Tuesday, February 21, 2012

The Culture Wars Are Real

Anyone who thinks that the culture wars are over has not experienced what I went through today.  Last night Glenn Beck's "news" website, The Blaze.com, published an article about my last Patheos column.  In that column I criticized Barack Obama for not following through on the faith-based initiatives he proposed in 2008.

But this was not the part of the piece that caught the attention of the folks at The Blaze.

Rather, the "powers-that-be" at The Blaze decided to focus their article on my statement that Barack Obama was "the most explicitly Christian president in America."  Last night they decided to run a story entitled "Messiah College Professor: 'Obama May Be the Most Explicitly Christian President in American History.'"  The piece has lit a fire under the Beck faithful. When I awoke this morning I had dozens of angry e-mails.  The voice-mail on my office phone was filled with nasty attacks.  The Blaze currently has 800+ comments and the originally piece at Patheos has about 160.  Most of them are attacks on my piece.  I also heard that Beck talked about me on his radio program today.

In the last 24 hours I have been called a lot of names.  I have been compared to Hitler, Louis Farrakhan, and Woodrow Wilson (yes, you read that last one correctly).  Several expressed wishes that I be cast into perdition.  A few demanded that the administration at the college where I teach fire me immediately.   The culture wars are real.

I do not want to dwell on this too much.  As a writer I realize that in the United States people are free to disagree.  I guess that comes with the territory.  But I would like to at least make two comments:

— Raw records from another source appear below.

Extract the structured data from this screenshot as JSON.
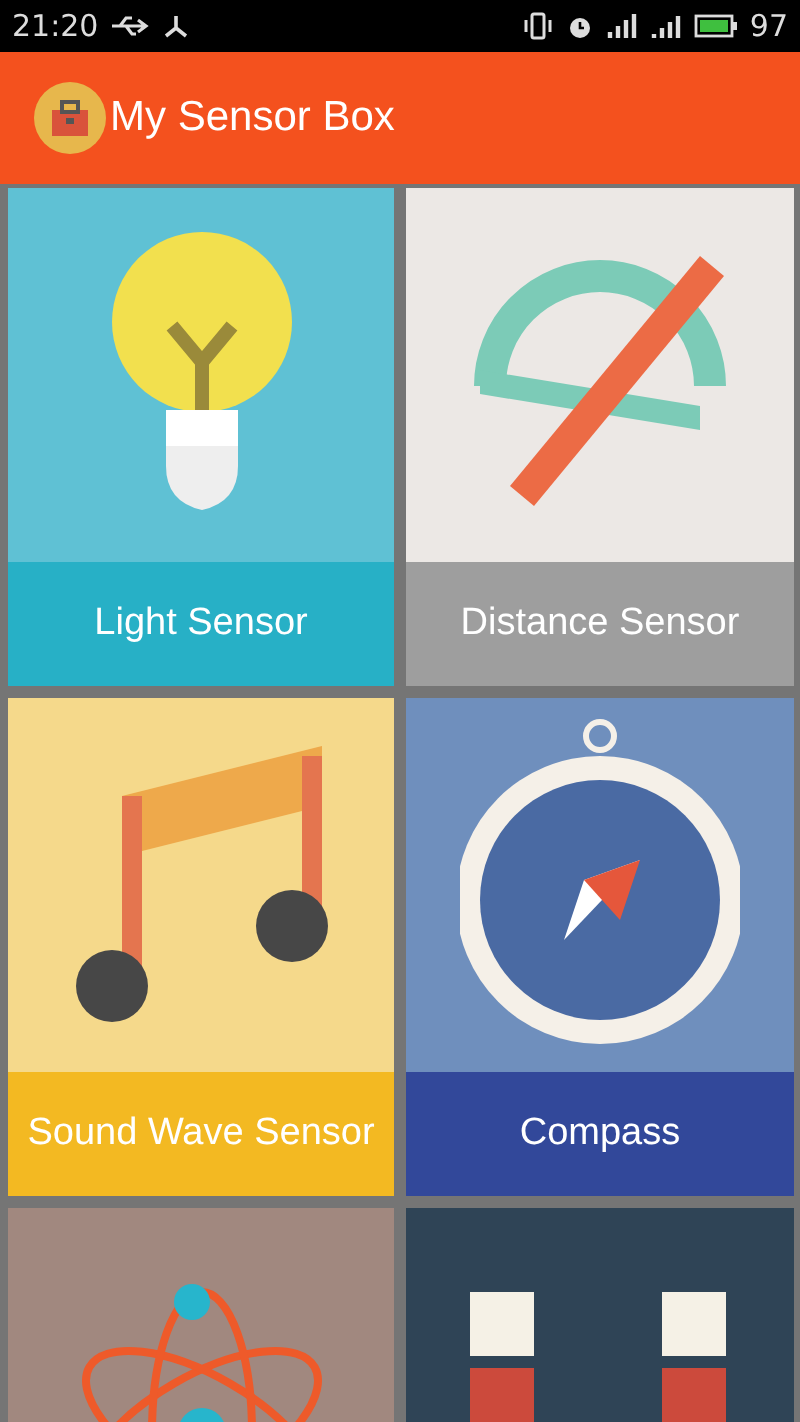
{
  "status_bar": {
    "time": "21:20",
    "battery": "97"
  },
  "app_bar": {
    "title": "My Sensor Box"
  },
  "tiles": [
    {
      "kind": "light",
      "label": "Light Sensor"
    },
    {
      "kind": "distance",
      "label": "Distance Sensor"
    },
    {
      "kind": "sound",
      "label": "Sound Wave Sensor"
    },
    {
      "kind": "compass",
      "label": "Compass"
    },
    {
      "kind": "atom"
    },
    {
      "kind": "magnet"
    }
  ]
}
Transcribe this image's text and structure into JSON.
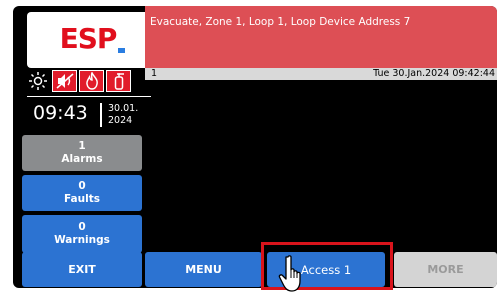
{
  "logo": {
    "text": "ESP"
  },
  "status_icons": [
    "sun-icon",
    "sounder-muted-icon",
    "fire-icon",
    "extinguisher-icon"
  ],
  "clock": {
    "time": "09:43",
    "date_line1": "30.01.",
    "date_line2": "2024"
  },
  "side_buttons": {
    "alarms": {
      "count": "1",
      "label": "Alarms"
    },
    "faults": {
      "count": "0",
      "label": "Faults"
    },
    "warnings": {
      "count": "0",
      "label": "Warnings"
    }
  },
  "message": {
    "text": "Evacuate, Zone 1, Loop 1, Loop Device Address 7",
    "index": "1",
    "timestamp": "Tue 30.Jan.2024 09:42:44"
  },
  "bottom_buttons": {
    "exit": "EXIT",
    "menu": "MENU",
    "access": "Access 1",
    "more": "MORE"
  },
  "colors": {
    "accent_blue": "#2c73d2",
    "alarm_red": "#dd4f55",
    "brand_red": "#e10f1d",
    "disabled_grey": "#d4d4d4"
  }
}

1.  I continue to stand by my argument about Barack Obama being the most explicitly Christian president in American history.  Perhaps I could have said this more clearly, but I do not know of any president (certainly not Washington, Adams, or Jefferson, the three presidents who I focused on in my book Was America Founded as a Christian Nation?) who has talked more openly about his Christian faith than Obama.  If future historians judge Obama's rhetoric in the same way that today's historians judge the rhetoric of George Washington or John Adams or any other president, they will conclude that Obama has used his faith as part of his public rhetoric to a much greater extent than these Founders.  When I wrote this I was not making a statement about whether Obama utilizes Christian faith correctly or not.  I was rather making a statement about how explicitly Christian Obama's rhetoric happens to be.

I do not agree with many of Obama's policies.   Some of my disagreements stem from my Christian faith.  I tried to reference some of my disappointment with Obama in my Patheos piece.  But when Obama says he is a Christian, I take him at his word.  I think Jesus said something about he who is without sin cast the first stone.

2.  After what happened to me today I am even more deeply convinced about the need for civil dialogue in America.  You can read the comments for yourself, but I would say that most of the 800 comments on The Blaze have nothing to do with the argument of my piece.  They instead focused on the controversial headline.

But even if some of Glenn Beck's followers did read the whole piece and concluded that they disagreed with my argument, the level of vitriol I have experienced today has made me concerned for our country.  How can democracy flourish without civility, respect for those with whom we differ, and a sense of mutual understanding?  I continue to believe that the answer lies in education, particularly in history and the other humanities.  It is these disciplines that have the potential to bring meaningful change to the world because they are rooted in virtues such as intellectual hospitality, empathy, understanding, and civility.

My Christian faith and my vocation as a historian remind me that we are human beings, created in the image of God, and thus worthy of respect.  My Christian faith and my vocation as a historian calls me to listen to those with whom I might disagree and perhaps even learn something from them.  To do otherwise is a failure to love my neighbor (Mt. 22:39--I did not feel much love from my Christian brothers and sisters who wrote to me today).  My Christian faith and my vocation as a historian teaches me humility and reminds me that sometimes I may need to sacrifice my own deeply held convictions for a better opinion.

Democracy does not require us to abandon our most cherished beliefs.  Far from it.  Democracy implies that we bring our cherished beliefs to the public arena (and the Internet) with vigor.  A democracy offers the opportunity to debate others with whom we differ and try to convince them--rationally and civilly--to come over to our point of view.  As Christians, we are required by God to love our enemies, but in the process we might even learn something from them.  The cultivation of this kind of democratic culture is America's best hope.